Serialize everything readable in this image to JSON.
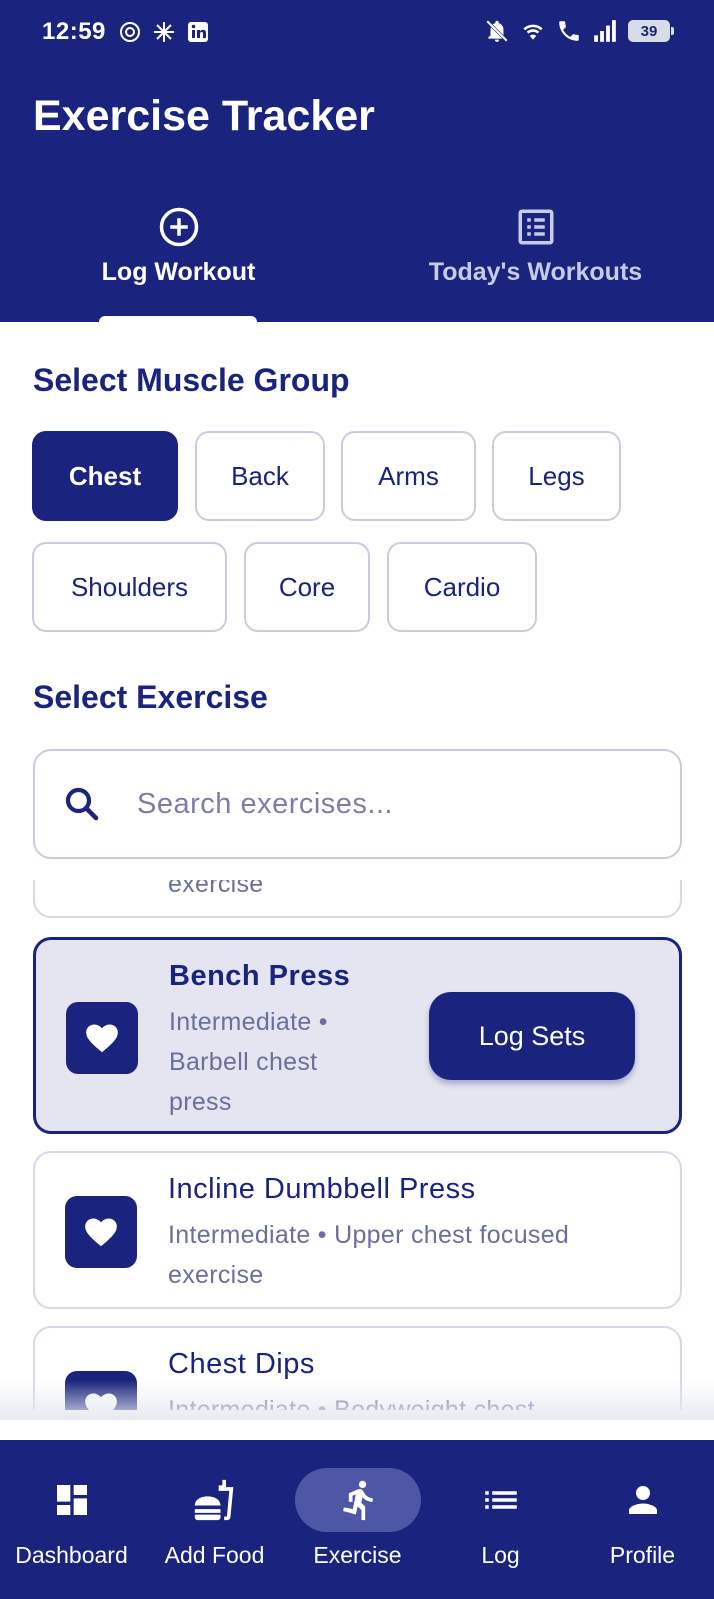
{
  "status_bar": {
    "time": "12:59",
    "battery": "39"
  },
  "app": {
    "title": "Exercise Tracker"
  },
  "tabs": [
    {
      "label": "Log Workout",
      "icon": "add-circle-icon",
      "active": true
    },
    {
      "label": "Today's Workouts",
      "icon": "list-alt-icon",
      "active": false
    }
  ],
  "muscle_section": {
    "title": "Select Muscle Group",
    "groups": [
      "Chest",
      "Back",
      "Arms",
      "Legs",
      "Shoulders",
      "Core",
      "Cardio"
    ],
    "selected": "Chest"
  },
  "exercise_section": {
    "title": "Select Exercise",
    "search_placeholder": "Search exercises...",
    "partial_card_text": "exercise",
    "exercises": [
      {
        "name": "Bench Press",
        "desc_line1": "Intermediate •",
        "desc_line2": "Barbell chest",
        "desc_line3": "press",
        "selected": true,
        "action": "Log Sets"
      },
      {
        "name": "Incline Dumbbell Press",
        "desc_line1": "Intermediate • Upper chest focused",
        "desc_line2": "exercise",
        "selected": false
      },
      {
        "name": "Chest Dips",
        "desc_line1": "Intermediate • Bodyweight chest",
        "selected": false
      }
    ]
  },
  "bottom_nav": [
    {
      "label": "Dashboard",
      "icon": "dashboard-icon",
      "active": false
    },
    {
      "label": "Add Food",
      "icon": "fastfood-icon",
      "active": false
    },
    {
      "label": "Exercise",
      "icon": "directions-run-icon",
      "active": true
    },
    {
      "label": "Log",
      "icon": "list-icon",
      "active": false
    },
    {
      "label": "Profile",
      "icon": "person-icon",
      "active": false
    }
  ],
  "colors": {
    "primary": "#1a237e",
    "selected_card_bg": "#e4e5f0",
    "muted_text": "#6a6f9c"
  }
}
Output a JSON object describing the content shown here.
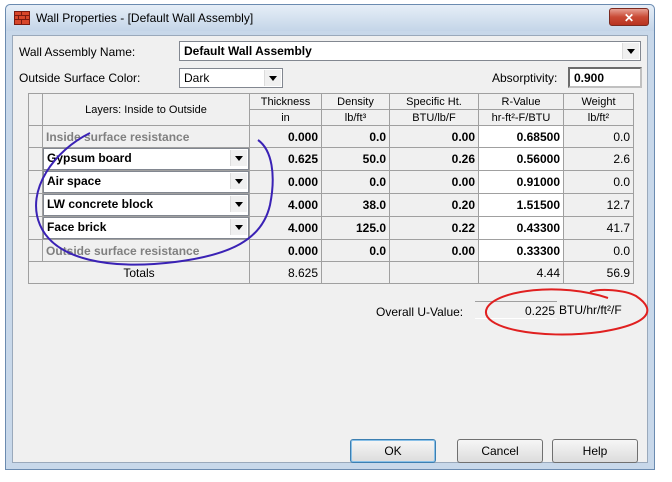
{
  "window": {
    "title": "Wall Properties - [Default Wall Assembly]",
    "close_label": "✕"
  },
  "assembly_name": {
    "label": "Wall Assembly Name:",
    "value": "Default Wall Assembly"
  },
  "surface_color": {
    "label": "Outside Surface Color:",
    "value": "Dark"
  },
  "absorptivity": {
    "label": "Absorptivity:",
    "value": "0.900"
  },
  "columns": [
    {
      "line1": "Layers: Inside to Outside",
      "line2": ""
    },
    {
      "line1": "Thickness",
      "line2": "in"
    },
    {
      "line1": "Density",
      "line2": "lb/ft³"
    },
    {
      "line1": "Specific Ht.",
      "line2": "BTU/lb/F"
    },
    {
      "line1": "R-Value",
      "line2": "hr-ft²-F/BTU"
    },
    {
      "line1": "Weight",
      "line2": "lb/ft²"
    }
  ],
  "rows": [
    {
      "layer": "Inside surface resistance",
      "thickness": "0.000",
      "density": "0.0",
      "specific_ht": "0.00",
      "r_value": "0.68500",
      "weight": "0.0"
    },
    {
      "layer": "Gypsum board",
      "thickness": "0.625",
      "density": "50.0",
      "specific_ht": "0.26",
      "r_value": "0.56000",
      "weight": "2.6"
    },
    {
      "layer": "Air space",
      "thickness": "0.000",
      "density": "0.0",
      "specific_ht": "0.00",
      "r_value": "0.91000",
      "weight": "0.0"
    },
    {
      "layer": "LW concrete block",
      "thickness": "4.000",
      "density": "38.0",
      "specific_ht": "0.20",
      "r_value": "1.51500",
      "weight": "12.7"
    },
    {
      "layer": "Face brick",
      "thickness": "4.000",
      "density": "125.0",
      "specific_ht": "0.22",
      "r_value": "0.43300",
      "weight": "41.7"
    },
    {
      "layer": "Outside surface resistance",
      "thickness": "0.000",
      "density": "0.0",
      "specific_ht": "0.00",
      "r_value": "0.33300",
      "weight": "0.0"
    }
  ],
  "totals": {
    "label": "Totals",
    "thickness": "8.625",
    "r_value": "4.44",
    "weight": "56.9"
  },
  "u_value": {
    "label": "Overall U-Value:",
    "value": "0.225",
    "unit": "BTU/hr/ft²/F"
  },
  "buttons": {
    "ok": "OK",
    "cancel": "Cancel",
    "help": "Help"
  },
  "annotation_color": "#e02020",
  "circle_color": "#3a22b5"
}
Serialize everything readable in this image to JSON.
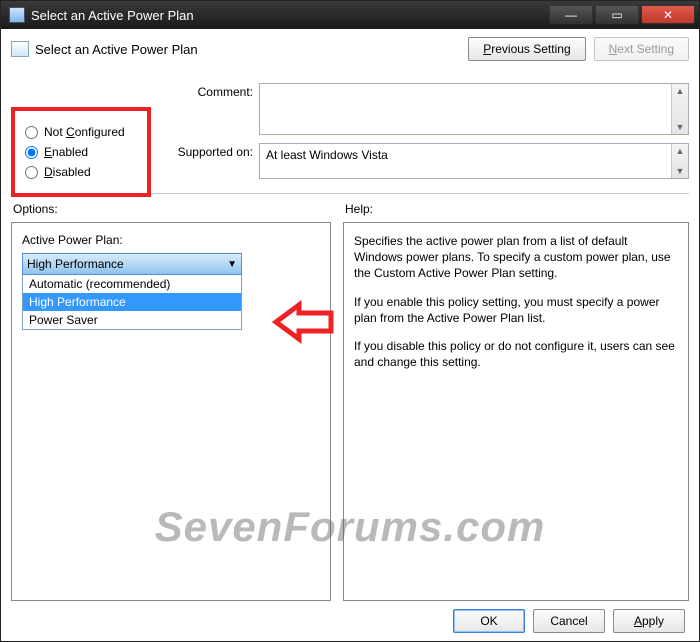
{
  "window": {
    "title": "Select an Active Power Plan",
    "min": "—",
    "max": "▭",
    "close": "✕"
  },
  "page_heading": "Select an Active Power Plan",
  "nav": {
    "prev_full": "Previous Setting",
    "prev_u": "P",
    "next_full": "Next Setting",
    "next_u": "N"
  },
  "state": {
    "not_configured": "Not Configured",
    "not_configured_u": "C",
    "enabled": "Enabled",
    "enabled_u": "E",
    "disabled": "Disabled",
    "disabled_u": "D",
    "selected": "enabled"
  },
  "fields": {
    "comment_label": "Comment:",
    "comment_value": "",
    "supported_label": "Supported on:",
    "supported_value": "At least Windows Vista"
  },
  "sections": {
    "options": "Options:",
    "help": "Help:"
  },
  "options": {
    "plan_label": "Active Power Plan:",
    "plan_selected": "High Performance",
    "plan_list": {
      "0": "Automatic (recommended)",
      "1": "High Performance",
      "2": "Power Saver"
    }
  },
  "help": {
    "p1": "Specifies the active power plan from a list of default Windows power plans. To specify a custom power plan, use the Custom Active Power Plan setting.",
    "p2": "If you enable this policy setting, you must specify a power plan from the Active Power Plan list.",
    "p3": "If you disable this policy or do not configure it, users can see and change this setting."
  },
  "buttons": {
    "ok": "OK",
    "cancel": "Cancel",
    "apply": "Apply",
    "apply_u": "A"
  },
  "watermark": "SevenForums.com"
}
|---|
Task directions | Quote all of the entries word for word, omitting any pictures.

Answer to the problem |
Serialize everything readable in this image to JSON.
{
  "status_bar": {
    "time": "12:59",
    "battery": "39"
  },
  "app": {
    "title": "Exercise Tracker"
  },
  "tabs": [
    {
      "label": "Log Workout",
      "icon": "add-circle-icon",
      "active": true
    },
    {
      "label": "Today's Workouts",
      "icon": "list-alt-icon",
      "active": false
    }
  ],
  "muscle_section": {
    "title": "Select Muscle Group",
    "groups": [
      "Chest",
      "Back",
      "Arms",
      "Legs",
      "Shoulders",
      "Core",
      "Cardio"
    ],
    "selected": "Chest"
  },
  "exercise_section": {
    "title": "Select Exercise",
    "search_placeholder": "Search exercises...",
    "partial_card_text": "exercise",
    "exercises": [
      {
        "name": "Bench Press",
        "desc_line1": "Intermediate •",
        "desc_line2": "Barbell chest",
        "desc_line3": "press",
        "selected": true,
        "action": "Log Sets"
      },
      {
        "name": "Incline Dumbbell Press",
        "desc_line1": "Intermediate • Upper chest focused",
        "desc_line2": "exercise",
        "selected": false
      },
      {
        "name": "Chest Dips",
        "desc_line1": "Intermediate • Bodyweight chest",
        "selected": false
      }
    ]
  },
  "bottom_nav": [
    {
      "label": "Dashboard",
      "icon": "dashboard-icon",
      "active": false
    },
    {
      "label": "Add Food",
      "icon": "fastfood-icon",
      "active": false
    },
    {
      "label": "Exercise",
      "icon": "directions-run-icon",
      "active": true
    },
    {
      "label": "Log",
      "icon": "list-icon",
      "active": false
    },
    {
      "label": "Profile",
      "icon": "person-icon",
      "active": false
    }
  ],
  "colors": {
    "primary": "#1a237e",
    "selected_card_bg": "#e4e5f0",
    "muted_text": "#6a6f9c"
  }
}
Output a JSON object describing the content shown here.
{
  "window": {
    "title": "Wall Properties - [Default Wall Assembly]",
    "close_label": "✕"
  },
  "assembly_name": {
    "label": "Wall Assembly Name:",
    "value": "Default Wall Assembly"
  },
  "surface_color": {
    "label": "Outside Surface Color:",
    "value": "Dark"
  },
  "absorptivity": {
    "label": "Absorptivity:",
    "value": "0.900"
  },
  "columns": [
    {
      "line1": "Layers: Inside to Outside",
      "line2": ""
    },
    {
      "line1": "Thickness",
      "line2": "in"
    },
    {
      "line1": "Density",
      "line2": "lb/ft³"
    },
    {
      "line1": "Specific Ht.",
      "line2": "BTU/lb/F"
    },
    {
      "line1": "R-Value",
      "line2": "hr-ft²-F/BTU"
    },
    {
      "line1": "Weight",
      "line2": "lb/ft²"
    }
  ],
  "rows": [
    {
      "layer": "Inside surface resistance",
      "thickness": "0.000",
      "density": "0.0",
      "specific_ht": "0.00",
      "r_value": "0.68500",
      "weight": "0.0"
    },
    {
      "layer": "Gypsum board",
      "thickness": "0.625",
      "density": "50.0",
      "specific_ht": "0.26",
      "r_value": "0.56000",
      "weight": "2.6"
    },
    {
      "layer": "Air space",
      "thickness": "0.000",
      "density": "0.0",
      "specific_ht": "0.00",
      "r_value": "0.91000",
      "weight": "0.0"
    },
    {
      "layer": "LW concrete block",
      "thickness": "4.000",
      "density": "38.0",
      "specific_ht": "0.20",
      "r_value": "1.51500",
      "weight": "12.7"
    },
    {
      "layer": "Face brick",
      "thickness": "4.000",
      "density": "125.0",
      "specific_ht": "0.22",
      "r_value": "0.43300",
      "weight": "41.7"
    },
    {
      "layer": "Outside surface resistance",
      "thickness": "0.000",
      "density": "0.0",
      "specific_ht": "0.00",
      "r_value": "0.33300",
      "weight": "0.0"
    }
  ],
  "totals": {
    "label": "Totals",
    "thickness": "8.625",
    "r_value": "4.44",
    "weight": "56.9"
  },
  "u_value": {
    "label": "Overall U-Value:",
    "value": "0.225",
    "unit": "BTU/hr/ft²/F"
  },
  "buttons": {
    "ok": "OK",
    "cancel": "Cancel",
    "help": "Help"
  },
  "annotation_color": "#e02020",
  "circle_color": "#3a22b5"
}
Serialize everything readable in this image to JSON.
{
  "window": {
    "title": "Select an Active Power Plan",
    "min": "—",
    "max": "▭",
    "close": "✕"
  },
  "page_heading": "Select an Active Power Plan",
  "nav": {
    "prev_full": "Previous Setting",
    "prev_u": "P",
    "next_full": "Next Setting",
    "next_u": "N"
  },
  "state": {
    "not_configured": "Not Configured",
    "not_configured_u": "C",
    "enabled": "Enabled",
    "enabled_u": "E",
    "disabled": "Disabled",
    "disabled_u": "D",
    "selected": "enabled"
  },
  "fields": {
    "comment_label": "Comment:",
    "comment_value": "",
    "supported_label": "Supported on:",
    "supported_value": "At least Windows Vista"
  },
  "sections": {
    "options": "Options:",
    "help": "Help:"
  },
  "options": {
    "plan_label": "Active Power Plan:",
    "plan_selected": "High Performance",
    "plan_list": {
      "0": "Automatic (recommended)",
      "1": "High Performance",
      "2": "Power Saver"
    }
  },
  "help": {
    "p1": "Specifies the active power plan from a list of default Windows power plans. To specify a custom power plan, use the Custom Active Power Plan setting.",
    "p2": "If you enable this policy setting, you must specify a power plan from the Active Power Plan list.",
    "p3": "If you disable this policy or do not configure it, users can see and change this setting."
  },
  "buttons": {
    "ok": "OK",
    "cancel": "Cancel",
    "apply": "Apply",
    "apply_u": "A"
  },
  "watermark": "SevenForums.com"
}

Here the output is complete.